Going Out In Style cover

Dropkick Murphys - Going Out In Style

Don’t let the Dropkick Murphys fool you. Though they named their latest album Going Out In Style, they have no plan to disband anytime soon. They’re an institution now, so much so that their Wikipedia page needs a chart to record the members who have come and gone over the years, and they know exactly how to please their fans with every new album. (It helps that they wait a few years between each release, so there’s never a glut of Murphys music.)

That’s not to say that the Dropkick Murphys sound exactly the same from year to year. Interestingly, Going Out In Style is possibly the Irish punk band’s hardest album yet, but the standard punk signifiers are almost missing. Bagpipes and flutes, which used to appear sporadically for flavor, are now as prominent as the guitars, and a new listener could easily interpret this as an especially raucous Irish band.

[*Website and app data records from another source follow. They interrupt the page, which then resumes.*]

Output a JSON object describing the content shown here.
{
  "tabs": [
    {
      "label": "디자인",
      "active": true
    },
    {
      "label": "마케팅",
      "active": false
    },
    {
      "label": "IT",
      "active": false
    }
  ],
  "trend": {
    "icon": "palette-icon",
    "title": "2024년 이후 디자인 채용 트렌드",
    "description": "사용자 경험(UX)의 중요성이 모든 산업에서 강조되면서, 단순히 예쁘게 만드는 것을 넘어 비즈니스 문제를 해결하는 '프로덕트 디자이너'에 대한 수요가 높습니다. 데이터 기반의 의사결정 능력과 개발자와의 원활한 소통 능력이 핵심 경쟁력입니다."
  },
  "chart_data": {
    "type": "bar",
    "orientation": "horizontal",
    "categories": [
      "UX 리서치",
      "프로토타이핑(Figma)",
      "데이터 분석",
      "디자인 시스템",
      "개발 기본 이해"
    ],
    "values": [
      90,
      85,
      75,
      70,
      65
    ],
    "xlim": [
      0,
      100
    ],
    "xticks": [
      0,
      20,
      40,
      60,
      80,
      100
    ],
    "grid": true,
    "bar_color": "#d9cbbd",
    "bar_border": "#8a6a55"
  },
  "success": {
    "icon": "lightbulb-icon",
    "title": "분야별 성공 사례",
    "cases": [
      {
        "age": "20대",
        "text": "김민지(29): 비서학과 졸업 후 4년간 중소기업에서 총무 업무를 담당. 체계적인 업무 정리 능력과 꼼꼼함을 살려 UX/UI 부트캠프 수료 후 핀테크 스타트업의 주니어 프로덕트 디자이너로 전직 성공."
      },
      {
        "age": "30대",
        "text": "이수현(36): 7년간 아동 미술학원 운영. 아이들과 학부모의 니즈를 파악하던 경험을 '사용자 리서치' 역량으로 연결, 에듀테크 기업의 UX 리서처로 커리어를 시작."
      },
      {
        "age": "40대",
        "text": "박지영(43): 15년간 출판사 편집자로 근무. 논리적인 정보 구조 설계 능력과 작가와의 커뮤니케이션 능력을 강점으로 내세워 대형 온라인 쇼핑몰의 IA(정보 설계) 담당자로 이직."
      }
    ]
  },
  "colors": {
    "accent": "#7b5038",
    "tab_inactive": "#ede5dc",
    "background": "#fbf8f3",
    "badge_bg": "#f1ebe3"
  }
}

Despite this change, the band’s strength is still in how naturally they connect Irish and punk culture. The wild party in Going Out In Style’s title track is a punker’s dream, but the specifics draw from hard-drinking Irish culture. “Sunday Hardcore Matinee” is about going to concerts as a kid, but describes punk shows as a character-building experience that their community-oriented fanbase will embrace. And of course, the Murphys’ rocking renditions of traditional songs (here “Peg of My Heart” and “The Irish Rover”) still sound like they should have been the definitive versions of the songs all along.

Even more than the Irish elements, the thing that really sets the Dropkick Murphys apart from other punk bands is their perspective as mature adults. It’s a traditionally youthful genre, but they manage to sound perfectly natural looking back at a hard-fought life (“Cruel”) or giving life lessons to those around them (“Deeds Not Words”). This element features even more strongly than normal here, with Going Out In Style being billed as a tribute to a (fictional) 78-year-old veteran and longshoreman named Connie Larkin.

In short, the Dropkick Murphys have once again released one of the best legitimate punk albums of the year, while also writing songs that will appeal to a lot of people who would normally even never give punk music a chance.

Grade: A-